> _THE PROBLEM_: Exact copies of all the lines below are wanted, without a single picture.

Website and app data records
====
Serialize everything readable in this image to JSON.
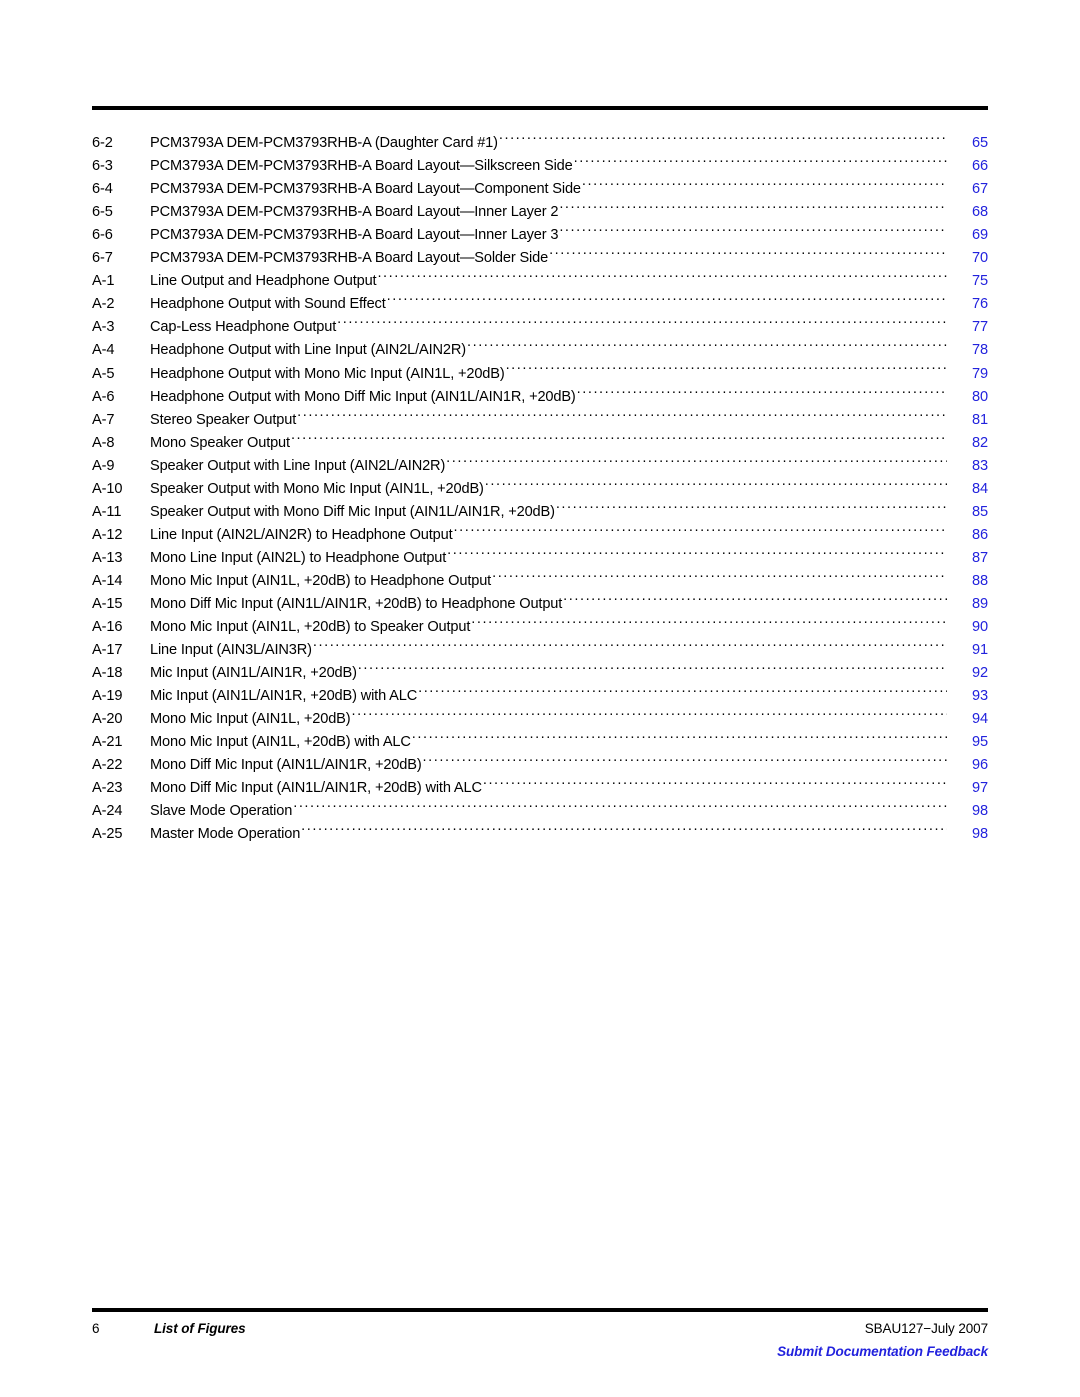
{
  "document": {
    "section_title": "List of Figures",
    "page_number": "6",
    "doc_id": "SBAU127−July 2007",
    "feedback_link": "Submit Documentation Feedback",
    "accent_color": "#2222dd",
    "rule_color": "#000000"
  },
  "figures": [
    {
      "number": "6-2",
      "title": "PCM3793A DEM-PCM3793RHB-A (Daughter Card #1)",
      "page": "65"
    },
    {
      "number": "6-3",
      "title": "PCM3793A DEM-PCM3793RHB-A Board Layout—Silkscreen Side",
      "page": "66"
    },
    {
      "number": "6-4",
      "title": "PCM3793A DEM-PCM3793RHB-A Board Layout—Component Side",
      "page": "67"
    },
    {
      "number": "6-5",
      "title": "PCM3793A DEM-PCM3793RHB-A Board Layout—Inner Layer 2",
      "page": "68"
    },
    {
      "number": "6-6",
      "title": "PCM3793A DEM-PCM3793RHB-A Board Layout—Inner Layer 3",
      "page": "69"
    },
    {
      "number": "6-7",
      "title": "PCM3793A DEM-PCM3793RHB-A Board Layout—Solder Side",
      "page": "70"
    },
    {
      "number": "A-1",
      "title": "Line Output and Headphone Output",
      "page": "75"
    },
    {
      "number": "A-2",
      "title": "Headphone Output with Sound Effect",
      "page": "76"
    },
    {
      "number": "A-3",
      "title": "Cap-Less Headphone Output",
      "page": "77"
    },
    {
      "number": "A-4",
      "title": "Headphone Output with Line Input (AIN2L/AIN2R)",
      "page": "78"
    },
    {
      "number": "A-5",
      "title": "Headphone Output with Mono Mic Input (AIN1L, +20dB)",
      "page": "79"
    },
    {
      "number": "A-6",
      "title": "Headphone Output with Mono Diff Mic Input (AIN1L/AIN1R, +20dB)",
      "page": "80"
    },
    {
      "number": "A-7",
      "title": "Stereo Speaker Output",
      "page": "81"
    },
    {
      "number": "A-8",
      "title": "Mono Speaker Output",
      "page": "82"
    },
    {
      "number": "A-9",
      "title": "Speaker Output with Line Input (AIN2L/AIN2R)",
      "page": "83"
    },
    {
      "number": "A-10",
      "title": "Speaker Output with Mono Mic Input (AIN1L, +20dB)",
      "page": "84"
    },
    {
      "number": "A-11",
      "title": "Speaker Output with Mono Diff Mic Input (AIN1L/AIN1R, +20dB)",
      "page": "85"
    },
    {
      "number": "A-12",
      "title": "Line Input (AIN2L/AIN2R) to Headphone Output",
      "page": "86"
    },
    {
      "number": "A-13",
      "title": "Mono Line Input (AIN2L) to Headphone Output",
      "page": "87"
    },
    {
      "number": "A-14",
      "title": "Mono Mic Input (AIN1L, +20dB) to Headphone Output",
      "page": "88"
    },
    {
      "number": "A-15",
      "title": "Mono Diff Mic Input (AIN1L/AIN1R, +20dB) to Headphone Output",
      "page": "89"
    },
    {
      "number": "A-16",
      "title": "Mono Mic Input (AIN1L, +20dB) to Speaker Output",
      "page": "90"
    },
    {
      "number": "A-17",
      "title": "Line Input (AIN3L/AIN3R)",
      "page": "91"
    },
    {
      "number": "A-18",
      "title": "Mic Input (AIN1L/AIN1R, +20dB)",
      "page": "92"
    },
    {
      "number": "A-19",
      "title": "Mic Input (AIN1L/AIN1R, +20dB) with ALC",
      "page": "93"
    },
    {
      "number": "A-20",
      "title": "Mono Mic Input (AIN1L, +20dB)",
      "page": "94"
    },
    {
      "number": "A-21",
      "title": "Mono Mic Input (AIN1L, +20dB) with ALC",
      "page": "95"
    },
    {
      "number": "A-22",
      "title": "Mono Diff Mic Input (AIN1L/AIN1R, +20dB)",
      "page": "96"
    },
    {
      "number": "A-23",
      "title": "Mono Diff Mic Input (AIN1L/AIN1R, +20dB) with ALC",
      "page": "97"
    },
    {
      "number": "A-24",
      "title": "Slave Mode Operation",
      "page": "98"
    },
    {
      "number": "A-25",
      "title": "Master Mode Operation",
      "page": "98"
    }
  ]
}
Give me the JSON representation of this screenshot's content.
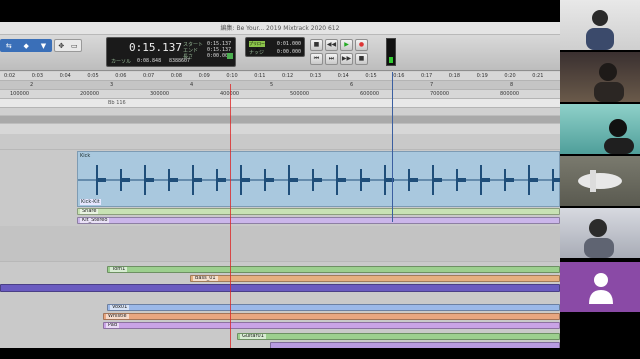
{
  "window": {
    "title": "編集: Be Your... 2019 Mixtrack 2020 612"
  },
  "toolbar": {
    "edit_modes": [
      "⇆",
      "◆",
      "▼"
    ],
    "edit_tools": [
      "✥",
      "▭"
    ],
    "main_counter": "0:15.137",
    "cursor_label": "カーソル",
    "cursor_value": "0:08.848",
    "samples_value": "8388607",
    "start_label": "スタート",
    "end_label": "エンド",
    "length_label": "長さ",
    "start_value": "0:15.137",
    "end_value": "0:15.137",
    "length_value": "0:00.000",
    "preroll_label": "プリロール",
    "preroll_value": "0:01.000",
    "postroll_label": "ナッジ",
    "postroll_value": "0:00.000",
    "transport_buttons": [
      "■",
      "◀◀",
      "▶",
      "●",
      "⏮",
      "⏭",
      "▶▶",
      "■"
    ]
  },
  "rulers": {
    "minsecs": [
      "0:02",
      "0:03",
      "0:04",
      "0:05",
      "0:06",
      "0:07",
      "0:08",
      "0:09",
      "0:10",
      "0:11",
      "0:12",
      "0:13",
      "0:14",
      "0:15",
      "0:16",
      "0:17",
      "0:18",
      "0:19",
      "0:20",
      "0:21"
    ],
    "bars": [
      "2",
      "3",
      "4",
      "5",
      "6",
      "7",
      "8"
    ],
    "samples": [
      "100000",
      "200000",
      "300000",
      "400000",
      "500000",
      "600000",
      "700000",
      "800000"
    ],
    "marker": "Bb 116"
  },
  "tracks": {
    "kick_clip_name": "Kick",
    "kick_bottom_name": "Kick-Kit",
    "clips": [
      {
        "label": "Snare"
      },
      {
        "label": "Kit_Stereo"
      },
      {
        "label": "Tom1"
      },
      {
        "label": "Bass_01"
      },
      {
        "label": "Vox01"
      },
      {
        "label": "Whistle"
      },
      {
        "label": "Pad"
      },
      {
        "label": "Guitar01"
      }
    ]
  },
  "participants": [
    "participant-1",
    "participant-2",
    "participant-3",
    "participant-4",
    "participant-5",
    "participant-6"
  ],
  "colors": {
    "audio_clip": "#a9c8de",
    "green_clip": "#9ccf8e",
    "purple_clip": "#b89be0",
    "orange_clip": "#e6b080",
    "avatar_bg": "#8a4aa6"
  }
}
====
> _SOLUTION_:
Serialize everything readable in this image to JSON.
{
  "document": {
    "section_title": "List of Figures",
    "page_number": "6",
    "doc_id": "SBAU127−July 2007",
    "feedback_link": "Submit Documentation Feedback",
    "accent_color": "#2222dd",
    "rule_color": "#000000"
  },
  "figures": [
    {
      "number": "6-2",
      "title": "PCM3793A DEM-PCM3793RHB-A (Daughter Card #1)",
      "page": "65"
    },
    {
      "number": "6-3",
      "title": "PCM3793A DEM-PCM3793RHB-A Board Layout—Silkscreen Side",
      "page": "66"
    },
    {
      "number": "6-4",
      "title": "PCM3793A DEM-PCM3793RHB-A Board Layout—Component Side",
      "page": "67"
    },
    {
      "number": "6-5",
      "title": "PCM3793A DEM-PCM3793RHB-A Board Layout—Inner Layer 2",
      "page": "68"
    },
    {
      "number": "6-6",
      "title": "PCM3793A DEM-PCM3793RHB-A Board Layout—Inner Layer 3",
      "page": "69"
    },
    {
      "number": "6-7",
      "title": "PCM3793A DEM-PCM3793RHB-A Board Layout—Solder Side",
      "page": "70"
    },
    {
      "number": "A-1",
      "title": "Line Output and Headphone Output",
      "page": "75"
    },
    {
      "number": "A-2",
      "title": "Headphone Output with Sound Effect",
      "page": "76"
    },
    {
      "number": "A-3",
      "title": "Cap-Less Headphone Output",
      "page": "77"
    },
    {
      "number": "A-4",
      "title": "Headphone Output with Line Input (AIN2L/AIN2R)",
      "page": "78"
    },
    {
      "number": "A-5",
      "title": "Headphone Output with Mono Mic Input (AIN1L, +20dB)",
      "page": "79"
    },
    {
      "number": "A-6",
      "title": "Headphone Output with Mono Diff Mic Input (AIN1L/AIN1R, +20dB)",
      "page": "80"
    },
    {
      "number": "A-7",
      "title": "Stereo Speaker Output",
      "page": "81"
    },
    {
      "number": "A-8",
      "title": "Mono Speaker Output",
      "page": "82"
    },
    {
      "number": "A-9",
      "title": "Speaker Output with Line Input (AIN2L/AIN2R)",
      "page": "83"
    },
    {
      "number": "A-10",
      "title": "Speaker Output with Mono Mic Input (AIN1L, +20dB)",
      "page": "84"
    },
    {
      "number": "A-11",
      "title": "Speaker Output with Mono Diff Mic Input (AIN1L/AIN1R, +20dB)",
      "page": "85"
    },
    {
      "number": "A-12",
      "title": "Line Input (AIN2L/AIN2R) to Headphone Output",
      "page": "86"
    },
    {
      "number": "A-13",
      "title": "Mono Line Input (AIN2L) to Headphone Output",
      "page": "87"
    },
    {
      "number": "A-14",
      "title": "Mono Mic Input (AIN1L, +20dB) to Headphone Output",
      "page": "88"
    },
    {
      "number": "A-15",
      "title": "Mono Diff Mic Input (AIN1L/AIN1R, +20dB) to Headphone Output",
      "page": "89"
    },
    {
      "number": "A-16",
      "title": "Mono Mic Input (AIN1L, +20dB) to Speaker Output",
      "page": "90"
    },
    {
      "number": "A-17",
      "title": "Line Input (AIN3L/AIN3R)",
      "page": "91"
    },
    {
      "number": "A-18",
      "title": "Mic Input (AIN1L/AIN1R, +20dB)",
      "page": "92"
    },
    {
      "number": "A-19",
      "title": "Mic Input (AIN1L/AIN1R, +20dB) with ALC",
      "page": "93"
    },
    {
      "number": "A-20",
      "title": "Mono Mic Input (AIN1L, +20dB)",
      "page": "94"
    },
    {
      "number": "A-21",
      "title": "Mono Mic Input (AIN1L, +20dB) with ALC",
      "page": "95"
    },
    {
      "number": "A-22",
      "title": "Mono Diff Mic Input (AIN1L/AIN1R, +20dB)",
      "page": "96"
    },
    {
      "number": "A-23",
      "title": "Mono Diff Mic Input (AIN1L/AIN1R, +20dB) with ALC",
      "page": "97"
    },
    {
      "number": "A-24",
      "title": "Slave Mode Operation",
      "page": "98"
    },
    {
      "number": "A-25",
      "title": "Master Mode Operation",
      "page": "98"
    }
  ]
}
Give me the JSON representation of this screenshot's content.
{
  "window": {
    "title": "編集: Be Your... 2019 Mixtrack 2020 612"
  },
  "toolbar": {
    "edit_modes": [
      "⇆",
      "◆",
      "▼"
    ],
    "edit_tools": [
      "✥",
      "▭"
    ],
    "main_counter": "0:15.137",
    "cursor_label": "カーソル",
    "cursor_value": "0:08.848",
    "samples_value": "8388607",
    "start_label": "スタート",
    "end_label": "エンド",
    "length_label": "長さ",
    "start_value": "0:15.137",
    "end_value": "0:15.137",
    "length_value": "0:00.000",
    "preroll_label": "プリロール",
    "preroll_value": "0:01.000",
    "postroll_label": "ナッジ",
    "postroll_value": "0:00.000",
    "transport_buttons": [
      "■",
      "◀◀",
      "▶",
      "●",
      "⏮",
      "⏭",
      "▶▶",
      "■"
    ]
  },
  "rulers": {
    "minsecs": [
      "0:02",
      "0:03",
      "0:04",
      "0:05",
      "0:06",
      "0:07",
      "0:08",
      "0:09",
      "0:10",
      "0:11",
      "0:12",
      "0:13",
      "0:14",
      "0:15",
      "0:16",
      "0:17",
      "0:18",
      "0:19",
      "0:20",
      "0:21"
    ],
    "bars": [
      "2",
      "3",
      "4",
      "5",
      "6",
      "7",
      "8"
    ],
    "samples": [
      "100000",
      "200000",
      "300000",
      "400000",
      "500000",
      "600000",
      "700000",
      "800000"
    ],
    "marker": "Bb 116"
  },
  "tracks": {
    "kick_clip_name": "Kick",
    "kick_bottom_name": "Kick-Kit",
    "clips": [
      {
        "label": "Snare"
      },
      {
        "label": "Kit_Stereo"
      },
      {
        "label": "Tom1"
      },
      {
        "label": "Bass_01"
      },
      {
        "label": "Vox01"
      },
      {
        "label": "Whistle"
      },
      {
        "label": "Pad"
      },
      {
        "label": "Guitar01"
      }
    ]
  },
  "participants": [
    "participant-1",
    "participant-2",
    "participant-3",
    "participant-4",
    "participant-5",
    "participant-6"
  ],
  "colors": {
    "audio_clip": "#a9c8de",
    "green_clip": "#9ccf8e",
    "purple_clip": "#b89be0",
    "orange_clip": "#e6b080",
    "avatar_bg": "#8a4aa6"
  }
}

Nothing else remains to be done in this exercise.